**Dataset content:**
::::::::

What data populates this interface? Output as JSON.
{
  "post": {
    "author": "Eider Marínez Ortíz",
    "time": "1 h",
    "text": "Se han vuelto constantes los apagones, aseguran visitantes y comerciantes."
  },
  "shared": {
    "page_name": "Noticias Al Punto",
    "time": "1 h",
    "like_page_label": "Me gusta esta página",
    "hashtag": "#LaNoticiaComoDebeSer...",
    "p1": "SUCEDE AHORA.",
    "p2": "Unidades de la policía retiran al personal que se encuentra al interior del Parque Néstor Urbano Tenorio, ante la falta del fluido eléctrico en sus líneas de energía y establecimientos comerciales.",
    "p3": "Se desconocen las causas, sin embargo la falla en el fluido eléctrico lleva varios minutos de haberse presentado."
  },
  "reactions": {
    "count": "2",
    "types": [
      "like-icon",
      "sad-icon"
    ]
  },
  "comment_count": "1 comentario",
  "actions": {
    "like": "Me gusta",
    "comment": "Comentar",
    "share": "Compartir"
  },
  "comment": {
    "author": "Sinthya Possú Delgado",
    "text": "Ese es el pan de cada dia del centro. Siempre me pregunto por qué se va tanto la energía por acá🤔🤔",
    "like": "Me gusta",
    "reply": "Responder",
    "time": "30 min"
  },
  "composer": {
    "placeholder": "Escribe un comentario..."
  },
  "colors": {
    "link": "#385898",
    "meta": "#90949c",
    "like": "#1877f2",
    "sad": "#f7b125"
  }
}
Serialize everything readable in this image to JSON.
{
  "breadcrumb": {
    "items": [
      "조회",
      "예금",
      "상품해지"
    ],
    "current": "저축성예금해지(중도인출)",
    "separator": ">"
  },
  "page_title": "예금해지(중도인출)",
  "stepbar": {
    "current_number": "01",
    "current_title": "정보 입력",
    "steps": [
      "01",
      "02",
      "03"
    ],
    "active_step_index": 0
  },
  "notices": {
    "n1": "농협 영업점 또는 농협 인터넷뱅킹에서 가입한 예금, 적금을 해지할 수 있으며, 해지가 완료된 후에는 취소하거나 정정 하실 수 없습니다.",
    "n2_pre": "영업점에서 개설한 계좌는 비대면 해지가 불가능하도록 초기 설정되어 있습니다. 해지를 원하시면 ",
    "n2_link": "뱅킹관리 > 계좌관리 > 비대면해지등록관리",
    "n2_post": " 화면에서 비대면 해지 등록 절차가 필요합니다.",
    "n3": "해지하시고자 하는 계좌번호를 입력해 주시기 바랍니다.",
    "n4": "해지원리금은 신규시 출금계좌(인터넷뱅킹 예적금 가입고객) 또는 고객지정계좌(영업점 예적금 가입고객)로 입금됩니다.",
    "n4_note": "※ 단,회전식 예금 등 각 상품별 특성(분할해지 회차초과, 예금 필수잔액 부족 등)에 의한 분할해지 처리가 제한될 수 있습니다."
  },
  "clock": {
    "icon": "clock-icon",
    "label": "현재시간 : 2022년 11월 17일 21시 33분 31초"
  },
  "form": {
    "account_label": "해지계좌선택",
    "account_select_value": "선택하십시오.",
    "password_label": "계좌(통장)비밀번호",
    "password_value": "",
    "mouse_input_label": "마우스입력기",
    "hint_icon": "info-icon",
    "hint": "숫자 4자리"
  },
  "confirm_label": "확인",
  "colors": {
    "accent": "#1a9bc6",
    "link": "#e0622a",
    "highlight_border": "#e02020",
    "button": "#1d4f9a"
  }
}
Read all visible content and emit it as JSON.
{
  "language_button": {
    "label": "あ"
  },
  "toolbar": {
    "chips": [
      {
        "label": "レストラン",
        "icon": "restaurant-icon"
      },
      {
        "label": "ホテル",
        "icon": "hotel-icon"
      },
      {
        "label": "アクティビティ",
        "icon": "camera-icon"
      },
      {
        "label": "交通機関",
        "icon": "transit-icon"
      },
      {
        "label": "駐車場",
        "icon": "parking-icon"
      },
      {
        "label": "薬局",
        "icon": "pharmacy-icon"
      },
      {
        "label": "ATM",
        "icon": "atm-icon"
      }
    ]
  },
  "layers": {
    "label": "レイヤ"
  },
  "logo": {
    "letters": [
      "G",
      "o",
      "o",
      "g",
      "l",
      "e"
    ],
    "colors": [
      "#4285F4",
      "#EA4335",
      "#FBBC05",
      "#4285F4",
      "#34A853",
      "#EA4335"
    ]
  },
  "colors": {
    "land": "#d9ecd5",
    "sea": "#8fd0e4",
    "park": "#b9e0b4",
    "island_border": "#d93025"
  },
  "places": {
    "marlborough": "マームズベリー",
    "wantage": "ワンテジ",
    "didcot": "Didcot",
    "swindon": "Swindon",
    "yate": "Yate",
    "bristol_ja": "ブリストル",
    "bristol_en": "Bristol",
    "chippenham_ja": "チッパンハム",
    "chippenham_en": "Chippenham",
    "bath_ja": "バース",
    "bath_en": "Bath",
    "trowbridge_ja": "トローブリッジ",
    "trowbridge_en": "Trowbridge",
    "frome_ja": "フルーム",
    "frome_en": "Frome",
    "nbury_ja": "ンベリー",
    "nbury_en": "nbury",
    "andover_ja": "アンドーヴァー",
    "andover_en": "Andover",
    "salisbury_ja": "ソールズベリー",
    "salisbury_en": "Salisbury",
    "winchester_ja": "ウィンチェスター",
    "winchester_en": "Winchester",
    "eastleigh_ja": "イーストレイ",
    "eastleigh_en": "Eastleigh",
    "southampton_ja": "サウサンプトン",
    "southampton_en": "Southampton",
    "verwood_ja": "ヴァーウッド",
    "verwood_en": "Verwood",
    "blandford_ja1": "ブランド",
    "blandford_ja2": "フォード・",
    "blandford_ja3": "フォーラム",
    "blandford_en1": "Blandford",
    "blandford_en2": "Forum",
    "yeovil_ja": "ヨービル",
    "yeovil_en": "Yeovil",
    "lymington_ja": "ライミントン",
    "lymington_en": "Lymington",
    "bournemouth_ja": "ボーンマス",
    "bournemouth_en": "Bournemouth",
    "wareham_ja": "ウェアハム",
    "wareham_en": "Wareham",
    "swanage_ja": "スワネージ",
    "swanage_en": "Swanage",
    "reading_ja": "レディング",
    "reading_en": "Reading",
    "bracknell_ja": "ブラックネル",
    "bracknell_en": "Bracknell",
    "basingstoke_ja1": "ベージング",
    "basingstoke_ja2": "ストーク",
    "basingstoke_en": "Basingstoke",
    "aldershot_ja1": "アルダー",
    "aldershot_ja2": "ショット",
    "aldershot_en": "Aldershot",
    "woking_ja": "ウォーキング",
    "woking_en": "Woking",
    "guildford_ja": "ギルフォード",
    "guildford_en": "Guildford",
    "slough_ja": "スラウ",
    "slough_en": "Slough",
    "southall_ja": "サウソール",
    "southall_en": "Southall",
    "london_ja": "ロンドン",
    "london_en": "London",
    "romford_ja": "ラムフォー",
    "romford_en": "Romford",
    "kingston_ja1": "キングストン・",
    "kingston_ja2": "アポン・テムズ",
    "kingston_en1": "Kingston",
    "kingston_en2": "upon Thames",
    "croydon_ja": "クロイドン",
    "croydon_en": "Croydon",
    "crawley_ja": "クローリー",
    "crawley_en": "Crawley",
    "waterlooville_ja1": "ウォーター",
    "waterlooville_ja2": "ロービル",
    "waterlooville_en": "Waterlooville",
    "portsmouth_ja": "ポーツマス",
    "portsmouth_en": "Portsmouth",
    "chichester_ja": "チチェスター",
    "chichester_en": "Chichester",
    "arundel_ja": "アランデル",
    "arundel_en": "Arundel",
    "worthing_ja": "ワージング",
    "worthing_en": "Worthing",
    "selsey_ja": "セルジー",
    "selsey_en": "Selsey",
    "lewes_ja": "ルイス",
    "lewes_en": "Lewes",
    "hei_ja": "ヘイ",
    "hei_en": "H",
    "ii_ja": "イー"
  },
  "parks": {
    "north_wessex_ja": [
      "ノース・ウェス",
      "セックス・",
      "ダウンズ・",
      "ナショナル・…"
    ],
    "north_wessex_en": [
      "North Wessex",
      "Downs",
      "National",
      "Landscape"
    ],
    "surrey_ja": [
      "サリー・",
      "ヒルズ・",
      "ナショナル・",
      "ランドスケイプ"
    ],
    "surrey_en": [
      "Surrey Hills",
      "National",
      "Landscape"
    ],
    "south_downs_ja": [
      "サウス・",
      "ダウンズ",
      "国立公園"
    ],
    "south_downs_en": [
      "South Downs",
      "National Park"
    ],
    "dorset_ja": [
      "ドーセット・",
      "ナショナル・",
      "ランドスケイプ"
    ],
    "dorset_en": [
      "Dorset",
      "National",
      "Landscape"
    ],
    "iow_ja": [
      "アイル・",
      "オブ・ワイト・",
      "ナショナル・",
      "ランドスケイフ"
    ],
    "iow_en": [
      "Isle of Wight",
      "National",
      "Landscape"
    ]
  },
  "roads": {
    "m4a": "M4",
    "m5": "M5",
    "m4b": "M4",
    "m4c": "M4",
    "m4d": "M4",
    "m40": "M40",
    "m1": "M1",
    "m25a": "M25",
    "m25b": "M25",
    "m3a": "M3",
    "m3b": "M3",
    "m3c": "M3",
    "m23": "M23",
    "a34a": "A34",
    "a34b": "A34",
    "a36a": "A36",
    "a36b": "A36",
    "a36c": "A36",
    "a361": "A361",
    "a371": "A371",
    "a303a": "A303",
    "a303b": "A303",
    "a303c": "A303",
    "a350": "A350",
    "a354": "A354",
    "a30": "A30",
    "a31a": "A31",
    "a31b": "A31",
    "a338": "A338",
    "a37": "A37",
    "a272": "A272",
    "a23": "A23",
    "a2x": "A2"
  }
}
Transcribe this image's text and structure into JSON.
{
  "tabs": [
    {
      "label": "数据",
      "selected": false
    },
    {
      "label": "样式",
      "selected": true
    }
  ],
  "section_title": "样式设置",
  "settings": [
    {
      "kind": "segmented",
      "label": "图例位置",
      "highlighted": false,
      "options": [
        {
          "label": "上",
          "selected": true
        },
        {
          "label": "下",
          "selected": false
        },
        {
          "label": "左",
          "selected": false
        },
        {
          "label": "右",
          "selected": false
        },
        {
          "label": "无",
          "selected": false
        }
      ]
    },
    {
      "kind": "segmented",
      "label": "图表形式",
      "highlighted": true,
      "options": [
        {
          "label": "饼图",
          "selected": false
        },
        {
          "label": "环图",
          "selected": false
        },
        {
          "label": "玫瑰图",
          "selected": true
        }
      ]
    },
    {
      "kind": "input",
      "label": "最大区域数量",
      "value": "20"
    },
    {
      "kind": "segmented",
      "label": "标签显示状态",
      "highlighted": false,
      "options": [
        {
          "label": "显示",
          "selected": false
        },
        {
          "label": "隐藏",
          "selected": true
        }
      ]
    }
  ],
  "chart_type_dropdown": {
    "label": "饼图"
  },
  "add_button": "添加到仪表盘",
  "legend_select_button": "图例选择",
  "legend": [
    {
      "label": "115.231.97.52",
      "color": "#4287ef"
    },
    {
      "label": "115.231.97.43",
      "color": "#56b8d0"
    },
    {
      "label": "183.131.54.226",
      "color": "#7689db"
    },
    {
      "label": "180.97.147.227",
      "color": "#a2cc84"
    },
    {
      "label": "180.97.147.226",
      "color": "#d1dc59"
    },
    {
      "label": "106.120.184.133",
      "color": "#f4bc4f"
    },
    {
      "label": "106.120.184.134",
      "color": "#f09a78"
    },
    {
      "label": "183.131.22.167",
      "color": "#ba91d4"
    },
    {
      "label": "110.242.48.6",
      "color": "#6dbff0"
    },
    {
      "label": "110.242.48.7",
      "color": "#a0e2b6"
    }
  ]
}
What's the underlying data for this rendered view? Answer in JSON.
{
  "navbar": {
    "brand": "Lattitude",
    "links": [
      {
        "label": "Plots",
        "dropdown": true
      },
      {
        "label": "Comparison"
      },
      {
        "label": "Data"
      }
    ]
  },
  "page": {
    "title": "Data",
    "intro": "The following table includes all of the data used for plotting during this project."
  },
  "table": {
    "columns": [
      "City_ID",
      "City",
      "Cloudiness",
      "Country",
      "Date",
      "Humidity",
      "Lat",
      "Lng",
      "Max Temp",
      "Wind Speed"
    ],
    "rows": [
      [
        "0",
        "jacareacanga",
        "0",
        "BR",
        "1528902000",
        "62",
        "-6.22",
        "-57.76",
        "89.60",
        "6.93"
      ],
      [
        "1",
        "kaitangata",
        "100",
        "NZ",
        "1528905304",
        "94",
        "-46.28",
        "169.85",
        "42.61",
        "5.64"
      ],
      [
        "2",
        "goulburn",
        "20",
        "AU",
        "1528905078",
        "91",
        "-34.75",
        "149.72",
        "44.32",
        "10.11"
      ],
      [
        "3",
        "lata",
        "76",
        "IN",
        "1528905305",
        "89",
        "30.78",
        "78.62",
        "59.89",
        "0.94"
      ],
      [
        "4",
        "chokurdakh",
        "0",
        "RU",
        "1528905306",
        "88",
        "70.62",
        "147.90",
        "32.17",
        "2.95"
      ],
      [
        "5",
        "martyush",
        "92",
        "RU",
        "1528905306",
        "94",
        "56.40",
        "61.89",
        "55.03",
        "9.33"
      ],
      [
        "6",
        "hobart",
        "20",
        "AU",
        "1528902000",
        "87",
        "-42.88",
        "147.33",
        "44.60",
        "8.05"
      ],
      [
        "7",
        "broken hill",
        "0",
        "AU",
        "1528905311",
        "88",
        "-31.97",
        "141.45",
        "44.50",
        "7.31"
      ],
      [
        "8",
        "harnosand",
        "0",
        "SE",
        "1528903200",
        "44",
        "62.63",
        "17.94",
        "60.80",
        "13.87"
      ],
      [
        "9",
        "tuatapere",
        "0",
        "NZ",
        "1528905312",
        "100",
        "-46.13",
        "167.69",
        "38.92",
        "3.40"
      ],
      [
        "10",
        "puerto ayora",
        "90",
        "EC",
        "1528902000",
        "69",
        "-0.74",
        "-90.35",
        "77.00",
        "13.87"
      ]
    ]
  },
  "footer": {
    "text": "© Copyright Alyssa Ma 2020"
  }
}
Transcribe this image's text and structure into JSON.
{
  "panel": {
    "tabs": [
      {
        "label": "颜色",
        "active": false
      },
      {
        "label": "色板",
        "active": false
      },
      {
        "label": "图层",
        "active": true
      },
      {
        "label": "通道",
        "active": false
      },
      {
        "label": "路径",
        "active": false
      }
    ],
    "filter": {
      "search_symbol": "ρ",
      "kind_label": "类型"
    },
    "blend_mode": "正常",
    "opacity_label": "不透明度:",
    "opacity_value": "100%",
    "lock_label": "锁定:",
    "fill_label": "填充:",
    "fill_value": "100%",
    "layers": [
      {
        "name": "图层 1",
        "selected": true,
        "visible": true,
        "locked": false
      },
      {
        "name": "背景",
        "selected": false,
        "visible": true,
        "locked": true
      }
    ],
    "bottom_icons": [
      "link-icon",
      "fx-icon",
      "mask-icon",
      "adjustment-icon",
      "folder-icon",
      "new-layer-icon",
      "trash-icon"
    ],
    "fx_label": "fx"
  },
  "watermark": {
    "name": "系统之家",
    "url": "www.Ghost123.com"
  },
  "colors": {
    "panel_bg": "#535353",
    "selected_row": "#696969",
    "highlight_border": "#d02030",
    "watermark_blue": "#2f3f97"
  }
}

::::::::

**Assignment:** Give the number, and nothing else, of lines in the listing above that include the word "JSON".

**Output:** 6